Aired 10 May 2008 After a very strong start to the fourth series, ‘The Doctor’s Daughter’ ultimately proves to be a weaker episode, one filled with some clever ideas that are haphazardly thrown together and ultimately fail to reach their full potential. With the addition of the Martha subplot that sees her off on her own with an ill-defined alien Hath for the majority of the story, relegating Martha to stereotypical companion role with little development, nothing ever seems to completely gel coherently and the result is very much a story in pieces. Still, having Martha wander around a desolate landscape only to happen onto the climax and having a genuinely clever plot twist that wasn’t built up enough beforehand aren’t the downfall of this episode. Rather, the premise of the episode ends up feeling like a cheat. The brazen title brings with it a heap of expectations even knowing that Gallifrey and the Time Lords are destroyed, bringing with it images of grandly expanding the Doctor’s personal family line to show the generation between he and Susan. Instead, the titular daughter Jenny is created from a DNA extraction and cloning machine. Either way, Jenny is built up to be…

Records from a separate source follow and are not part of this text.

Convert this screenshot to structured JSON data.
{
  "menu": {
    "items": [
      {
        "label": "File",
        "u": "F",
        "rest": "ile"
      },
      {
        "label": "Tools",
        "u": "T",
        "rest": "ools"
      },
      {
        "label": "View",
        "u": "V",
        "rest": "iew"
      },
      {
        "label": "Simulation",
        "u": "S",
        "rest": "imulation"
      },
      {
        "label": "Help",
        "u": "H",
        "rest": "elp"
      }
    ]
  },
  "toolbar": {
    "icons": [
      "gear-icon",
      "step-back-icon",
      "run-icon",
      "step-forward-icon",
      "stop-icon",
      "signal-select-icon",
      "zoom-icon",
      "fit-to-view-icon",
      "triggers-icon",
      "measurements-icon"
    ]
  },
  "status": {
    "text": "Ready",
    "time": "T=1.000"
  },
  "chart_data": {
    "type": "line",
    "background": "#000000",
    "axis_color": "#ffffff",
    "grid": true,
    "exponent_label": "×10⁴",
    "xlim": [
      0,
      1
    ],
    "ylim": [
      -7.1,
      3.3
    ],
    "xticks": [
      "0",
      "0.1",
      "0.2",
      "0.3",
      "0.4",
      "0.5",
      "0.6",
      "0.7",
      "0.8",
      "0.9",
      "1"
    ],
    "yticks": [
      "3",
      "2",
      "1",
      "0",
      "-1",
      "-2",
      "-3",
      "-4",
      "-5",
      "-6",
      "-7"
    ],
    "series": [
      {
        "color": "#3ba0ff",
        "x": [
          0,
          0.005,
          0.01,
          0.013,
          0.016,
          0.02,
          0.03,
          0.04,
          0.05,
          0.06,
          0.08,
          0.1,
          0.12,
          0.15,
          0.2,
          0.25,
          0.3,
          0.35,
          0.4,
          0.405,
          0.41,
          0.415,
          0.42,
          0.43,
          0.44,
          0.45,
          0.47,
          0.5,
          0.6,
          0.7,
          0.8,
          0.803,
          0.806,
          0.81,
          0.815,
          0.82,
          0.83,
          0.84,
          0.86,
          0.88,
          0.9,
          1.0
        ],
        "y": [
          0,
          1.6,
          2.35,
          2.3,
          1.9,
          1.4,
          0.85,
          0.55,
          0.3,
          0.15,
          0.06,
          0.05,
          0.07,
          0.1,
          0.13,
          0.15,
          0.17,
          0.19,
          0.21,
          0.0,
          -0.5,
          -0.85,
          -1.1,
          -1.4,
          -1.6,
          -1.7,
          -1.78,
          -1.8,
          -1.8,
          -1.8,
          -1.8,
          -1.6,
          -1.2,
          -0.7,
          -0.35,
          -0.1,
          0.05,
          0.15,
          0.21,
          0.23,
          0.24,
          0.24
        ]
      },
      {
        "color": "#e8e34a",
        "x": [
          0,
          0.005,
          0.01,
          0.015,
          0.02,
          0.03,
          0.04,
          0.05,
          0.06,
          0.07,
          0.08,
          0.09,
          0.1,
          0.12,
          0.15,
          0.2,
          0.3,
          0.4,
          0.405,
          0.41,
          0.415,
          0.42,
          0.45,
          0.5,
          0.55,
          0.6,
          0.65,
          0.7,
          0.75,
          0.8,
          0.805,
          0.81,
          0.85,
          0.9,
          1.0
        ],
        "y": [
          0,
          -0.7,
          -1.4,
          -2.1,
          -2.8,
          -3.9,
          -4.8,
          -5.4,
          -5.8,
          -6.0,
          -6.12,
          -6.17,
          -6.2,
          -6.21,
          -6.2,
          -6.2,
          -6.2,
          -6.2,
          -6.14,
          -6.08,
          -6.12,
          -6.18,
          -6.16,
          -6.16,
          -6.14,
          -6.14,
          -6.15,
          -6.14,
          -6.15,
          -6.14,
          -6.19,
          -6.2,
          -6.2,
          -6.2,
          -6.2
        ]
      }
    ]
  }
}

The Sontaran Stratagem
Episode / May 20, 2016

Aired 26 April 2008 The first two-part story of the fourth series of modern Doctor Who finally welcomes back another of the Doctor’s many classic foes, with the war-obsessed Sontaran clone race deservedly making their modern debut. It should be noted that the initial two-parters have been some of the weakest of the first three series, skewing more to the younger demographic and offering little meaningful events beyond sheer spectacle. Fortunately, whereas the likes of ‘Aliens in London’ and ‘Daleks in Manhattan’ failed to truly build upon an intriguing premise, ‘The Sontaran Stratagem’ is crafted quite well on all levels and piques interest for its upcoming concluding half. To be fair, the cliffhanger leading into the poison sky is certainly not one of the strongest in Doctor Who‘s history, and it seems like it was added just to artificially increase the tension at the end of the story, but otherwise ‘The Sontaran Stratagem’ works quite well and aptly succeeds with what it sets out to do, learning from mistakes of other early opening episodes. It also certainly continues the trend of the first two-parter of the series being quite blunt about monsters and destruction whereas the second two-parter has tended…

Death and the Queen
Audio / May 19, 2016

Released May 2016 The Tenth Doctor Adventures Volume One wraps up with James Goss’s ‘Death and the Queen,’ providing easily the most creatively satisfying and unique story of the three. In the late 1700s, Goritanian Prince Rudolph has asked Donna to marry him. Though knowledge of the television series precludes the fairy tale from actually unfolding as Donna hopes, the Doctor is instantly intrigued by the fact that he has not heard of Goritania, a land that has supposedly enjoyed 500 years of uninterrupted peace and that proudly displays a flag with small print that even the Doctor can’t translate as a testament to that fact. Of course, being Doctor Who and knowing Donna’s past troubles with marriages, these quickly take an expectedly unexpected turn for the worse. Goritania is soon surrounded by a dark cloud that completely prevents anyone from getting into or out of the kingdom. Having been at peace for so long, the meager army members that the prince commands are left to ineffectively shoot arrows at the cloud, gaining admiration from the Queen mother- even as she cannot stand to actually watch the slaughter- but accomplishing nothing but quickly meeting their end. The visual of ominous…